mother! is a vulnerable work of art from a vulnerable director. His most recent director credit before this was Noah, which was a film that was widely liked by both audiences and critics, but started conversations within Hollywood about “white washing”.
A couple’s relationship is tested when uninvited guests arrive at their home, disrupting their tranquil existence. From filmmaker Darren Aronofsky (Black Swan, Requiem for a Dream), mother! stars Jennifer Lawrence and Javier Bardem (among others) in this riveting psychological thriller about love, devotion and sacrifice.
You may notice the official synopsis is vague and doesn’t really give you any sense of what kind of movie you’d be walking into if you were to watch this film.
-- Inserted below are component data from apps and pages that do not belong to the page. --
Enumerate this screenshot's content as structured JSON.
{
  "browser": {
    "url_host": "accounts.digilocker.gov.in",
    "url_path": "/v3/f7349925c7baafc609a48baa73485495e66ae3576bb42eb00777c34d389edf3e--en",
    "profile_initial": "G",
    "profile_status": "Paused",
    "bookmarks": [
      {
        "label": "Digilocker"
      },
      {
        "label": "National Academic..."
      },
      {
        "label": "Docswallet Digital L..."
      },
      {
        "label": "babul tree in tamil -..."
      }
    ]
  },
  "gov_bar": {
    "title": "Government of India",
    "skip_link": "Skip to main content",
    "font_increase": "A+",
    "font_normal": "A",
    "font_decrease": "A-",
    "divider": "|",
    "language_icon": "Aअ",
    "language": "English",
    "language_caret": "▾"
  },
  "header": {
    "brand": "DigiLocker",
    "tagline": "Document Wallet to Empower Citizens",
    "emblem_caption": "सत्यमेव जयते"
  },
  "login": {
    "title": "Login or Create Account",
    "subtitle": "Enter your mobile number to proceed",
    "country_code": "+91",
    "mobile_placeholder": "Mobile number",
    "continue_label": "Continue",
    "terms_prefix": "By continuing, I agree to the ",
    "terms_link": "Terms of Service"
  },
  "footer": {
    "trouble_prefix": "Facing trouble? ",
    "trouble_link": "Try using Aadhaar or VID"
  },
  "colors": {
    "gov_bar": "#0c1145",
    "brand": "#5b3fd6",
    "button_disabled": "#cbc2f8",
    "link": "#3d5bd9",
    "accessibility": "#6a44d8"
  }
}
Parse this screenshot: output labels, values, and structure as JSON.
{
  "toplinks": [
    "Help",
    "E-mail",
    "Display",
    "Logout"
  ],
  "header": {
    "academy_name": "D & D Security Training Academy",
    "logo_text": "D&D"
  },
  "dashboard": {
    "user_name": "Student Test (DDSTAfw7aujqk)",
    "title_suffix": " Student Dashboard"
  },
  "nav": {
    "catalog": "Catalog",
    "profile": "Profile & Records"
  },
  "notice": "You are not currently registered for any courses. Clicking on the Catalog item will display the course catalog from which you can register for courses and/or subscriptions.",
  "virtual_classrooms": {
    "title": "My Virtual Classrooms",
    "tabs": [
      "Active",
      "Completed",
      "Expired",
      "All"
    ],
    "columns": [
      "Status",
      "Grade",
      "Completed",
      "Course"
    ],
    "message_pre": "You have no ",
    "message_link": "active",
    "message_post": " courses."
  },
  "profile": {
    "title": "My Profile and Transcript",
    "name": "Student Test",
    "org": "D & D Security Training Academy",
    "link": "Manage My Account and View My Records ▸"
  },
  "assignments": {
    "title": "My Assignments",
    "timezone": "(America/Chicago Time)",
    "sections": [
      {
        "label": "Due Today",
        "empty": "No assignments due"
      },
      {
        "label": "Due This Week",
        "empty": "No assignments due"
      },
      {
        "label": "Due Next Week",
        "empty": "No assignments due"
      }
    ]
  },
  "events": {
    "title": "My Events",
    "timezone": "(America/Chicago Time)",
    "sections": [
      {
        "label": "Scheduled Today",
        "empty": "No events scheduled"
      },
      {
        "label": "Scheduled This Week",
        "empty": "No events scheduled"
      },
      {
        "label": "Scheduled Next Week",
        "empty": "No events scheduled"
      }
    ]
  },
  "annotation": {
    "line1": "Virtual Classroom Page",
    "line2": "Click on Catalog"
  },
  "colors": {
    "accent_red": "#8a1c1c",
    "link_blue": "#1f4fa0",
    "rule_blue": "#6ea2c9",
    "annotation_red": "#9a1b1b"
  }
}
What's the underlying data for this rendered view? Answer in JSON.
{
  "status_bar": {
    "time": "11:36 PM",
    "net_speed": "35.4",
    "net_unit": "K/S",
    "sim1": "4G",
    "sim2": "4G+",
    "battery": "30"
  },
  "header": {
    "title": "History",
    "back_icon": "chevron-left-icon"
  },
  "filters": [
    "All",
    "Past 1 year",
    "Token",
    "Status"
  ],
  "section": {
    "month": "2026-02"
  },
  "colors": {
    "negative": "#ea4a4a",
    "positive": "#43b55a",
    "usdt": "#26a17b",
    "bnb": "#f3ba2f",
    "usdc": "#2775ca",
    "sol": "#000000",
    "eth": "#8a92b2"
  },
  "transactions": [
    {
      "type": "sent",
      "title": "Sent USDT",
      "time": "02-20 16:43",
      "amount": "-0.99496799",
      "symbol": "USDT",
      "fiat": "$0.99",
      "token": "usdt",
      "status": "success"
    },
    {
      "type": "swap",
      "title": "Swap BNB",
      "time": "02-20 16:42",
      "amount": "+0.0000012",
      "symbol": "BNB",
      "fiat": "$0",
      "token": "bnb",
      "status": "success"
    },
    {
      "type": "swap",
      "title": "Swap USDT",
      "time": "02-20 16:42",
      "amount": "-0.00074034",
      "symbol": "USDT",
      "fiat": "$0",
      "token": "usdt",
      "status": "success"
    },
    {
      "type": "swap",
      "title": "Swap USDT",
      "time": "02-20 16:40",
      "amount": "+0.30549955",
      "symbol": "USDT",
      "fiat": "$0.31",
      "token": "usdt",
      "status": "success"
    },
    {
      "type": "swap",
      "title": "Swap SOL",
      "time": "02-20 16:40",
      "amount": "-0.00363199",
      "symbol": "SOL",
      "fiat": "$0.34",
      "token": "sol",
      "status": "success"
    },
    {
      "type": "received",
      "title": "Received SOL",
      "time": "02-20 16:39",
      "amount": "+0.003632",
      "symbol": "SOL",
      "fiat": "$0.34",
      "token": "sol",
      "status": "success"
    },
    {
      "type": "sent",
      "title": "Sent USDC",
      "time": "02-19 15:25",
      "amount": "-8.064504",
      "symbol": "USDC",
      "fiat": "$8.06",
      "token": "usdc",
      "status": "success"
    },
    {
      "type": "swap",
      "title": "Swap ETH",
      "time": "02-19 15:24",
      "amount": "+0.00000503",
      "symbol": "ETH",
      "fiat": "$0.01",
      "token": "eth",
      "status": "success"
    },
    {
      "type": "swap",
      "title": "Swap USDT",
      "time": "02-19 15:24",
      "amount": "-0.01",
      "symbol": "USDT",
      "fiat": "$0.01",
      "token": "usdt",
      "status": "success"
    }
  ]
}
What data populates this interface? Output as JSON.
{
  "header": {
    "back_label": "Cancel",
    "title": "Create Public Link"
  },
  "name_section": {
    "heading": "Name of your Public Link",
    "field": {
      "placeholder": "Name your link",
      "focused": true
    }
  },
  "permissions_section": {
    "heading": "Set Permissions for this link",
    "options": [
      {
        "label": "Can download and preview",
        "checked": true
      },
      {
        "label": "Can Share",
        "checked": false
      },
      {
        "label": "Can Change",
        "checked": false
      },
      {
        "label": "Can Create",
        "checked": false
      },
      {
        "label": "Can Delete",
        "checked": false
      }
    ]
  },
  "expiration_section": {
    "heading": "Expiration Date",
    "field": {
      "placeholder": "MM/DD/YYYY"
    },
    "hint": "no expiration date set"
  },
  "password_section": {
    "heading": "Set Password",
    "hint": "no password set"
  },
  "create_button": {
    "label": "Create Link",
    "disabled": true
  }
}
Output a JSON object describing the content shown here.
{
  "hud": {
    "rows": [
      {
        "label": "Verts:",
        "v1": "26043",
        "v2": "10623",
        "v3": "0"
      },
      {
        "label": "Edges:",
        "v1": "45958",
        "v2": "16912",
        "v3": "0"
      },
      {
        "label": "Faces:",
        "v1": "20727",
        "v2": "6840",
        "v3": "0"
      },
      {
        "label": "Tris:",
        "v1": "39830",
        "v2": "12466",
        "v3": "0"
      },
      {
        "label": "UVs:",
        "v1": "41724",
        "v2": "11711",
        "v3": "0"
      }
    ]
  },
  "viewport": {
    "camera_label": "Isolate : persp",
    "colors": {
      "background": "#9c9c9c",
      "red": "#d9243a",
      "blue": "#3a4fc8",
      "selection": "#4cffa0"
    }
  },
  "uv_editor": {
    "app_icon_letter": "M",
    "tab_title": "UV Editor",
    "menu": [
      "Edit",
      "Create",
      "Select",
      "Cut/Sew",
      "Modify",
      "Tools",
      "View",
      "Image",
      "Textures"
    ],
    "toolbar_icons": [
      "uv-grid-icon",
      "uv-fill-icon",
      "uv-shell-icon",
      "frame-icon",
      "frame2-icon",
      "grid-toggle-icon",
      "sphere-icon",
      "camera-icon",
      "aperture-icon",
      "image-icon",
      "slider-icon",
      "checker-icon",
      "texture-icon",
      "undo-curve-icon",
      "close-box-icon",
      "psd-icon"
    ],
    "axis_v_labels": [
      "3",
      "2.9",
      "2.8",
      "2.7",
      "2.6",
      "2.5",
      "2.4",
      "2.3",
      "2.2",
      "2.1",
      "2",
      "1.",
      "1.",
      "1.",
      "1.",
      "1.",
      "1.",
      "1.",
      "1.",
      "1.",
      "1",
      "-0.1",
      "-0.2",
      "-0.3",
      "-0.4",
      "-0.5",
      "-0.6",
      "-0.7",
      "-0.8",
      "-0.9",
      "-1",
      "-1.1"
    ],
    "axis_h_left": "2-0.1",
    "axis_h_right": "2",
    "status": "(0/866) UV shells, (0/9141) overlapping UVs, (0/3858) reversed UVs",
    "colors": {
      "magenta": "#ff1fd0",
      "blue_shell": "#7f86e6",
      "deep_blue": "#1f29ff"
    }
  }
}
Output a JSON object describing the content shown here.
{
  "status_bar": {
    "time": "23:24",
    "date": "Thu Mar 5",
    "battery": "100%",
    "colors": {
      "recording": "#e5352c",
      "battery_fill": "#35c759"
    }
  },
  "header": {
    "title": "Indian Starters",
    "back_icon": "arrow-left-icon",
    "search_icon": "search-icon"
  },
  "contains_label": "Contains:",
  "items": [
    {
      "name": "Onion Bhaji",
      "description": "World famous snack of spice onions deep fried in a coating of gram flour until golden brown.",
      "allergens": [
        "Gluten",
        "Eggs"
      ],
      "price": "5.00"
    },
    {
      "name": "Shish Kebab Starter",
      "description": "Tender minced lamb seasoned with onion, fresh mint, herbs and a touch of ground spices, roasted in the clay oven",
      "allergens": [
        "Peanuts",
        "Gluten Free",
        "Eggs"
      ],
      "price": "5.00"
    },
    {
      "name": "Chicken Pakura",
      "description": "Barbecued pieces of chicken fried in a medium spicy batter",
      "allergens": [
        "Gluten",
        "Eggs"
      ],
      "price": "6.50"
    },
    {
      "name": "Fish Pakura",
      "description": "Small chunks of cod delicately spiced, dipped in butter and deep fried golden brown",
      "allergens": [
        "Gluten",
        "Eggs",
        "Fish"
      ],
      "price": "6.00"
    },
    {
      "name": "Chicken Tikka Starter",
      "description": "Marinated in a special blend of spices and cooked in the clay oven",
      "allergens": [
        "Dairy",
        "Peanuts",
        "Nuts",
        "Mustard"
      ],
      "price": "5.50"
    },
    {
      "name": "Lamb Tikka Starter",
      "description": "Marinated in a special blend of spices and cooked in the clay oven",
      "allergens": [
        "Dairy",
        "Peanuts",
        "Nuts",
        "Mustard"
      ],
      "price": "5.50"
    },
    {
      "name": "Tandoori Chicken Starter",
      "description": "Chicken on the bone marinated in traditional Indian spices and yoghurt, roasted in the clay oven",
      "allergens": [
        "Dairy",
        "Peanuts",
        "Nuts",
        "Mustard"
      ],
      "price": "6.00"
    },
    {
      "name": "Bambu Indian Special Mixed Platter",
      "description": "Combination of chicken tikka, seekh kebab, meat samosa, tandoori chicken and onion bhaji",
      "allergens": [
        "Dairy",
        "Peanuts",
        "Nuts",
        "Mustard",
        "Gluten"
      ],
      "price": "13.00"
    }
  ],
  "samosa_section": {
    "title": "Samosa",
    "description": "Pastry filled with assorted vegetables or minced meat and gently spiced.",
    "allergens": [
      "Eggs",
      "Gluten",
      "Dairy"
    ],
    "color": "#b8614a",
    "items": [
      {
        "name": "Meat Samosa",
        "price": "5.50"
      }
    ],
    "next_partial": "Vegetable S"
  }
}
There are no names either and that’s entirely on purpose. This is not a film that you go to for plot or anything typical of a film released in the modern age. That’s because it’s not a film. It’s a metaphor, a poem captured into moving images and sounds. I realize that may sound like I’ve been smoking too much pot (I don’t) or that I have completely lost my marbles. I assure you, I haven’t. This film is just a very what I like to call “heady”. Like 2001: A Space Odyssey, if you’re not analyzing every single picture within, you are highly likely to miss out on a key piece of information that will help you realize why this story needs to be told in this format.
During the course of this review, I will not mention the actors starring besides Bardem or Lawrence, Ed Harris or Michelle Pfeiffer or anything but the themes the movie puts forth in the initial conflict as to not ruin the surprise and because this a movie that is not easily reviewed without spoiling.
The stranger (Ed Harris) runs into Bardem and Lawrence on a simple misunderstanding that their home is a bed & breakfast and turns to leave before Bardem asks him to stay the night, clearly against his wife’s wishes. Michelle Pfeiffer arrives the next day with no notice or explanation, again to his wife’s chagrin. He simply wants to seek inspiration from these people and he thinks she doesn’t get why this could be such a big deal for him.
As the strangers get acclimated to their new vacation spot, we see the strangers speak about Lawrence like she isn’t even there. They know she loves Bardem, but neither are showing that throughout their daily routine. Lawrence’s presence is felt throughout every inch of this house, but her work is diminished at every turn.
Aronofsky appreciates her work, though. He makes sure that you feel (thanks to the wonderful Dolby Atmos mix) every creak in the floorboards, the thunderous fireplace and the unbraced sink. This movie is a classic tale of having absolutely no control of a situation and how extreme that can become. It’s an attack against her – sometimes emotionally, sometimes literally.
This is a world that can only exist in the deepest recesses of your nightmares. A glance could be wayward one minute and gleeful the next. A simple creak could be someone lurking around the corner. My advice would be just sit in that horror – especially after the credits roll.
Once again, praise be to Darren Aronofsky’s directing capabilities. Every movement of the camera is precise and purposeful. The perspective of space and how it’s used in this film is absolutely incredible. I don’t think I can say this quite enough, but I think Aronofsky (along with this film) is one of the underrated gems of the past year.
mother! is utterly fascinating. It’s setting does come off a wee bit ridiculous at times, but that’s sometimes required of a piece of art. If you need reasons to watch it, look no further than the images included and the metaphors of what art means. That said, I have heard from friends who have seen this didn’t read it the same way I did and that they didn’t enjoy it as much as I thought they would.